The global COVID-19 pandemic is plunging the world into a socioeconomic and financial crisis of an unprecedented scale, in addition to the acute health crisis. Many of the gains achieved under the banner of the Sustainable Development Goals, an UN Agenda, are under threat. The crisis has exposed and exacerbated vulnerabilities and inequalities in both developing and developed countries, deepening poverty and exclusion and pushing the most vulnerable even further behind. This is a watershed moment.

On the other hand, the COVID-19 crisis also strengthens the call for a new multilateralism, in which global rules are calibrated towards the overarching goals of social and economic stability, shared prosperity and environmental sustainability and where chronic risks are recognized and addressed, enabling the protection of the most vulnerable countries.

Smart cities are cities where everything is connected to each other and this is highly depended on technologies. So let’s have a look at six international technologies for smart cities.

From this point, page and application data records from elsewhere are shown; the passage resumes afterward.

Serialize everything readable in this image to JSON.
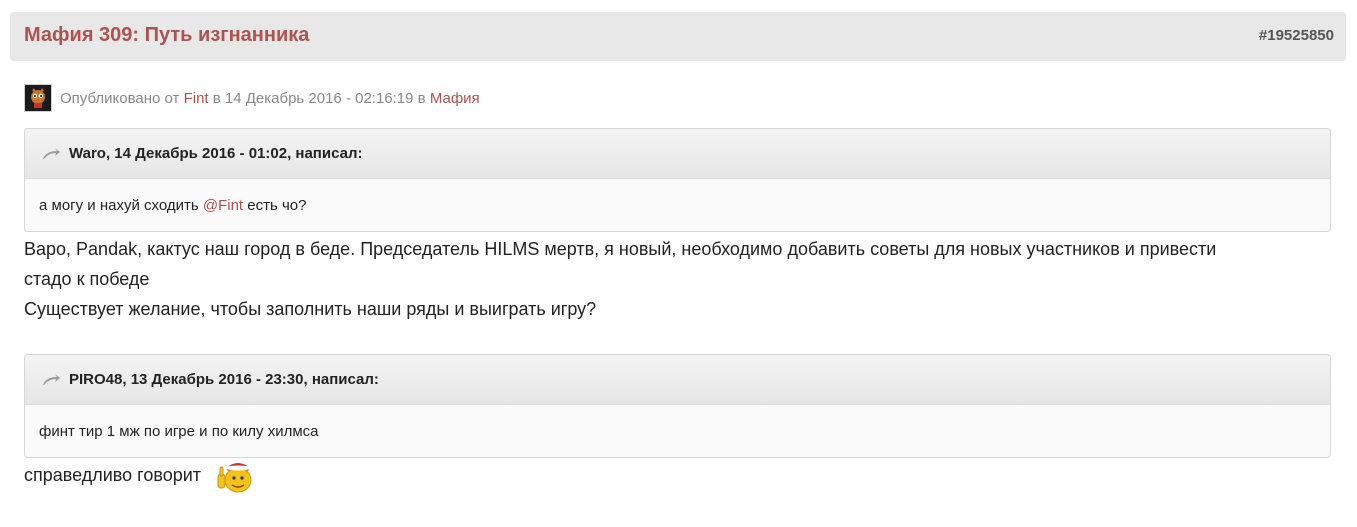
{
  "post": {
    "title": "Мафия 309: Путь изгнанника",
    "id": "#19525850"
  },
  "meta": {
    "published_prefix": "Опубликовано от",
    "author": "Fint",
    "date_text": "в 14 Декабрь 2016 - 02:16:19 в",
    "category": "Мафия"
  },
  "quotes": [
    {
      "header": "Waro, 14 Декабрь 2016 - 01:02, написал:",
      "body_before": "а могу и нахуй сходить ",
      "mention": "@Fint",
      "body_after": " есть чо?"
    },
    {
      "header": "PIRO48, 13 Декабрь 2016 - 23:30, написал:",
      "body": "финт тир 1 мж по игре и по килу хилмса"
    }
  ],
  "body": {
    "line1": "Варо, Pandak, кактус наш город в беде. Председатель HILMS мертв, я новый, необходимо добавить советы для новых участников и привести",
    "line2": "стадо к победе",
    "line3": "Существует желание, чтобы заполнить наши ряды и выиграть игру?",
    "last_line": "справедливо говорит"
  },
  "colors": {
    "accent": "#b0524e",
    "header_bg": "#e8e8e8",
    "meta_text": "#888888"
  },
  "icons": {
    "avatar": "avatar-icon",
    "quote": "quote-icon",
    "smiley": "smiley-icon"
  }
}
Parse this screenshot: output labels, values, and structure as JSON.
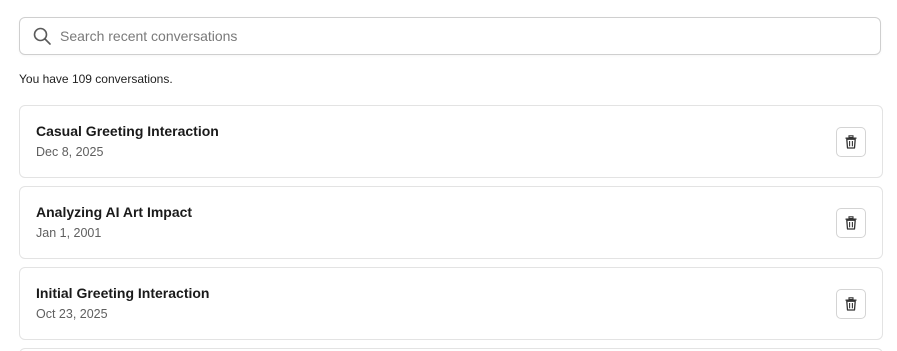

Technological literacy is a key to turn a city into smart city which is well connected, sustainable and resilient, where information is not just available but also findable. It is not a new thing that smart city is all about providing smart services to its citizens which can save their time and ease their lives. It is also about connecting them to the governance where they can give their feedback to the government as of how they want their city to be. And this aim can’t be turned into reality without technology.

Global warming is threatening our planet and living standards around the world, and the window of opportunity for containing climate change to manageable levels is closing rapidly. Carbon dioxide (CO2) emissions are a key driver of this alarming trend. Fiscal policy has an important role to play. This issue of the Fiscal Monitor argues that policymakers need to act urgently to mitigate climate change and thus reduce its damaging and deadly effects, including rising sea levels and coastal flooding, more frequent extreme weather events, and disruption to our food supply— key issues affecting all people globally.

Certainly, trade retains its central place in the global economy. Nearly every government in the world takes the view that trade must be on the menu of options to generate growth and jobs. But in a great many other ways, the nature of trade has changed immeasurably. Who would have imagined that China, on entering the WTO in 2001, would emerge as the world’s largest exporter?

Even the way we trade has changed immensely. In the past, goods were made in Mexico, or Mauritius or Malaysia. Today, goods are made in the world. The expansion of global value chains means that most products are assembled with inputs from many countries. Products cross borders frequently during various stages of assembly. Trade in intermediate goods is the most dynamic sector of international trade growing at a rate of 6% per year.

There are numerous public policies in Latin American countries that are funding the deployment of digital infrastructure, especially in less developed areas. Most of these plans are funded with industry revenues. Exceptions include the Telecommunications Development Fund in Chile and the Fund for Social   Telecommunications Coverage in Mexico, which are funded from the public budget.  This reflects the fact that the macroeconomic environment in Latin America does not favor substantial increases in investment funded by the public sector.

Concessional financing from international organizations  and funds from multilateral development banks, such as the Inter-American Development Bank (IDB) and the Andean  Development  Corporation Development  Bank of Latin America (CAF),  can  be mobilized in areas where domestic public resources are  insufficient, and the private sector is unable to provide adequate financing.

With the expansion of the Internet, many businesses have now started to compete on a global scale. Whenever a business starts growing and expanding, entrepreneurs begin striving to become more competitive – either by importing or exporting goods. As these are the basics that make a business successful, here are some of the key benefits of importing and exporting that are worth considering.

Faster import clearance, duty savings, predictable costs, reduced regulatory oversight and a competitive advantage are all reasons to ensure that your business is compliant with international trade regulations. If you are an importer or exporter, you need a clear understanding of the rules that govern trade in your area. Here are a few of the legislative requirements and regulations you need to understand:

Aging is brought about by a cycle of biochemical processes which cause the body to degenerate over a period of time, impacting the health, fitness and physical appearance of the individual.

Anti-aging refers to the process of limiting or retarding these changes through various products and services. Nowadays, good physical personality has become a necessity and determines the success of an individual in different areas of life. The growing consciousness among both the young and old consumers regarding their physical appearance has fostered the demand for anti-aging products and devices.

A growing number of companies in the automotive industry are embracing the use of augmented and virtual reality technology for tasks such as part picking and inventory management, as well as for training.

From enhanced design and manufacturing processes to novel staff training and apprenticeship programmes, the use of augmented reality (AR) and virtual reality (VR) in industrial applications is growing.